Work required
Exactness is required. Restate every entry as written.

Excerpts from an interface dataset

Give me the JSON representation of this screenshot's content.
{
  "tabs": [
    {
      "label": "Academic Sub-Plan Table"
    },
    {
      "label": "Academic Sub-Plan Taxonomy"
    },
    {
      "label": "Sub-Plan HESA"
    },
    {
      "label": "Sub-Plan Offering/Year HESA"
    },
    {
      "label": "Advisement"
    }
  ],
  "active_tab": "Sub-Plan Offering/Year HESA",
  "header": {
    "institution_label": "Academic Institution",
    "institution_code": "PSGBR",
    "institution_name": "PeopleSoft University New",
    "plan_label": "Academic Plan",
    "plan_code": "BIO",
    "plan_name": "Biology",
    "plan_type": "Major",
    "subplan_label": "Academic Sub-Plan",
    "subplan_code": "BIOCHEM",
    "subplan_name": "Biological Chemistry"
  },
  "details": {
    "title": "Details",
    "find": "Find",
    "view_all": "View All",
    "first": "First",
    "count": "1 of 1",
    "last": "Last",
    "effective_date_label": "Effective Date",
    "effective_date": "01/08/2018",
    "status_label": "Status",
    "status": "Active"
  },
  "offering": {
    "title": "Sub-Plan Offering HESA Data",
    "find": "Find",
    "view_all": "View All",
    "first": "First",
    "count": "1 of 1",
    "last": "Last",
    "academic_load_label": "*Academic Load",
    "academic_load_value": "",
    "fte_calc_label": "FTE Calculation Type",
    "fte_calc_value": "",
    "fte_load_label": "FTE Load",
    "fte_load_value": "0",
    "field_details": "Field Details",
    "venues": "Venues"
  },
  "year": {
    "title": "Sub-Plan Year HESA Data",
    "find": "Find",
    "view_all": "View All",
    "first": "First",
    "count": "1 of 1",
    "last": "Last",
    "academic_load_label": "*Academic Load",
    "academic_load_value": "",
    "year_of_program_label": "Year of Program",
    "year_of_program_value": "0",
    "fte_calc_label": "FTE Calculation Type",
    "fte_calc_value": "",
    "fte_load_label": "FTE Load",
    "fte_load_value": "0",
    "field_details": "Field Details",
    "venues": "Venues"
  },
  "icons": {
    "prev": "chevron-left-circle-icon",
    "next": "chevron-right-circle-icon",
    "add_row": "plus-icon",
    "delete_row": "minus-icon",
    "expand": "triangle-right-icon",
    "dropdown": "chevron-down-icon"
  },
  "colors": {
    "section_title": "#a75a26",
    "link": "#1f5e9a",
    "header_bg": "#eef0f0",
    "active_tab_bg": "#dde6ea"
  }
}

Written solution
Give me the JSON representation of this screenshot's content.
{
  "tabs": [
    {
      "label": "Academic Sub-Plan Table"
    },
    {
      "label": "Academic Sub-Plan Taxonomy"
    },
    {
      "label": "Sub-Plan HESA"
    },
    {
      "label": "Sub-Plan Offering/Year HESA"
    },
    {
      "label": "Advisement"
    }
  ],
  "active_tab": "Sub-Plan Offering/Year HESA",
  "header": {
    "institution_label": "Academic Institution",
    "institution_code": "PSGBR",
    "institution_name": "PeopleSoft University New",
    "plan_label": "Academic Plan",
    "plan_code": "BIO",
    "plan_name": "Biology",
    "plan_type": "Major",
    "subplan_label": "Academic Sub-Plan",
    "subplan_code": "BIOCHEM",
    "subplan_name": "Biological Chemistry"
  },
  "details": {
    "title": "Details",
    "find": "Find",
    "view_all": "View All",
    "first": "First",
    "count": "1 of 1",
    "last": "Last",
    "effective_date_label": "Effective Date",
    "effective_date": "01/08/2018",
    "status_label": "Status",
    "status": "Active"
  },
  "offering": {
    "title": "Sub-Plan Offering HESA Data",
    "find": "Find",
    "view_all": "View All",
    "first": "First",
    "count": "1 of 1",
    "last": "Last",
    "academic_load_label": "*Academic Load",
    "academic_load_value": "",
    "fte_calc_label": "FTE Calculation Type",
    "fte_calc_value": "",
    "fte_load_label": "FTE Load",
    "fte_load_value": "0",
    "field_details": "Field Details",
    "venues": "Venues"
  },
  "year": {
    "title": "Sub-Plan Year HESA Data",
    "find": "Find",
    "view_all": "View All",
    "first": "First",
    "count": "1 of 1",
    "last": "Last",
    "academic_load_label": "*Academic Load",
    "academic_load_value": "",
    "year_of_program_label": "Year of Program",
    "year_of_program_value": "0",
    "fte_calc_label": "FTE Calculation Type",
    "fte_calc_value": "",
    "fte_load_label": "FTE Load",
    "fte_load_value": "0",
    "field_details": "Field Details",
    "venues": "Venues"
  },
  "icons": {
    "prev": "chevron-left-circle-icon",
    "next": "chevron-right-circle-icon",
    "add_row": "plus-icon",
    "delete_row": "minus-icon",
    "expand": "triangle-right-icon",
    "dropdown": "chevron-down-icon"
  },
  "colors": {
    "section_title": "#a75a26",
    "link": "#1f5e9a",
    "header_bg": "#eef0f0",
    "active_tab_bg": "#dde6ea"
  }
}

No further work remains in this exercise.